### Task item
Would you work out how many of the lines below hold "handle" and reply with nothing but the number?

-- Data supplied follows --

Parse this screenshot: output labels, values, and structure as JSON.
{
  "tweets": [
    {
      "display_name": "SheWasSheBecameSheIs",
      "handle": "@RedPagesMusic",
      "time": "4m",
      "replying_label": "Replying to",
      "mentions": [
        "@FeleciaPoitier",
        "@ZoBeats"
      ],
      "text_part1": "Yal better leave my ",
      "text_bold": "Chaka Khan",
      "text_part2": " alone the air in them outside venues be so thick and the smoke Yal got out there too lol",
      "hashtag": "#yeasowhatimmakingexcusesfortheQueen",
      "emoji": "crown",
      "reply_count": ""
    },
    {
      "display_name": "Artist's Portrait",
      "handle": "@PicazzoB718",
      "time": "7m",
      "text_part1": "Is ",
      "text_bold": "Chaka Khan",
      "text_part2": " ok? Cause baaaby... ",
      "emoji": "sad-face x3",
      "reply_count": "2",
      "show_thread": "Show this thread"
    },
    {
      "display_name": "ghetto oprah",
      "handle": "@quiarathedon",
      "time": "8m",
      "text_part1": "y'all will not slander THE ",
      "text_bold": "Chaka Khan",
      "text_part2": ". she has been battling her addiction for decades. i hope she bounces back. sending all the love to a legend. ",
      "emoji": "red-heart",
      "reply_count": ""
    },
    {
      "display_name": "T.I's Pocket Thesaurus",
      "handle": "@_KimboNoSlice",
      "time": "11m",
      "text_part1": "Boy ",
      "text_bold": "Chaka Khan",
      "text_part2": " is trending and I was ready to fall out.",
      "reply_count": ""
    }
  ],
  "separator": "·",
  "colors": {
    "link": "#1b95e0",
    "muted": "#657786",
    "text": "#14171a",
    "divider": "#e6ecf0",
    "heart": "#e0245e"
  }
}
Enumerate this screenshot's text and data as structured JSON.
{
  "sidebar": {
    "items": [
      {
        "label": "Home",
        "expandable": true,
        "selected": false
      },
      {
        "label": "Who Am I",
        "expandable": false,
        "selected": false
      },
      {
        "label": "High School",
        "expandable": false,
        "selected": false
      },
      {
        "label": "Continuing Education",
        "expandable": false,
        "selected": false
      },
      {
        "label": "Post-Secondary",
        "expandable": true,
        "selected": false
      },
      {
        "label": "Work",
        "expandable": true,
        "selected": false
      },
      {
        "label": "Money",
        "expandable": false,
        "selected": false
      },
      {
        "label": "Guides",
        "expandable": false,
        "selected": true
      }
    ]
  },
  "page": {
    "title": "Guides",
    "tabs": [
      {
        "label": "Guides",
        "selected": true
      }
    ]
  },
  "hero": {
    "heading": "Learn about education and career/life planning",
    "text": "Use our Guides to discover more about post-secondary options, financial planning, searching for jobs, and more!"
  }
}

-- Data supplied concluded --

### Problem solution
4